The Genesis star says he can no longer even hold his drum sticks because sitting at a kit is too painful.
Phil, 58, said: "I've got a condition that means I can't play any more. After playing drums for 50 years, I've had to stop.
"Obviously I'm very sad about it. My vertebrae has been crushing my spinal cord because of the position I drum in."
"It comes from years of playing. I can't even hold the sticks properly without it being painful."
"I even used to tape the sticks to my hands to get through. But don't worry, I can still sing."
The news will be heartbreaking for Phil's millions of fans worldwide.
A friend said: "He is devastated as drumming is everything to him. It's how he made his name and it set him on the road to superstardom.
"But drumming has been getting more and more painful and he decided enough was enough and called it a day. He has to put his health first."
Phil, who has sold more than 150 millions albums, was speaking at a garden party on Tuesday in aid of the Prince's Trust.
He is a celebrity ambassador for the charity and Prince Charles and Camilla invited Phil to the reception at their Highgrove home near Tetbury, Glos.
Phil first found stardom as the drummer in 70s prog rock favourites Genesis after answering an advert in the music paper Melody Maker He initially only did backing vocals but took over the microphone when lead singer Peter Gabriel left in 1975.
A Trick Of The Tail, the group's first album featuring Collins on lead vocals, entered the charts at No.3.
He subsequently launched a solo career as well and his first album Face Value went to No.1.
It was followed by a string of hit singles such as In The Air Tonight and You Can't Hurry Love.
Phil, who was a child actor, also starred in the 1988 movie Buster.
In 1996 he announced was leaving Genesis after 26 years.
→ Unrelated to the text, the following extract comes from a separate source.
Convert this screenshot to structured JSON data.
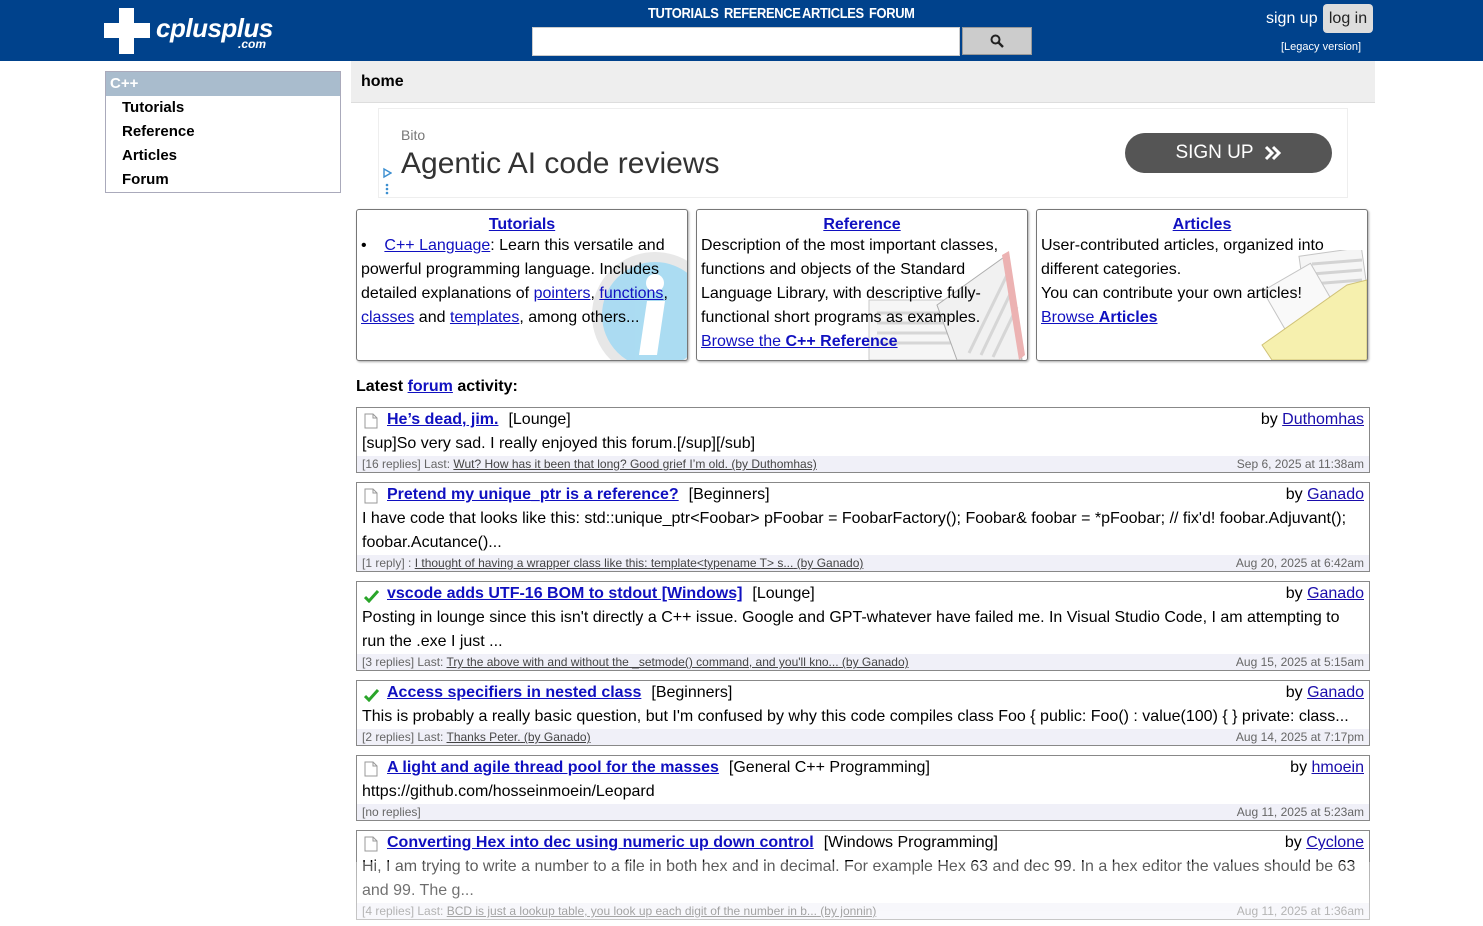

He recently won a new generation of fans with a Cadbury's advert featuring a gorilla drumming along to In The Air Tonight.
It became an instant YouTube classic generating millions of hits and a chart re-release reached No.14.
© Mirror.co.uk, by Tom Bryant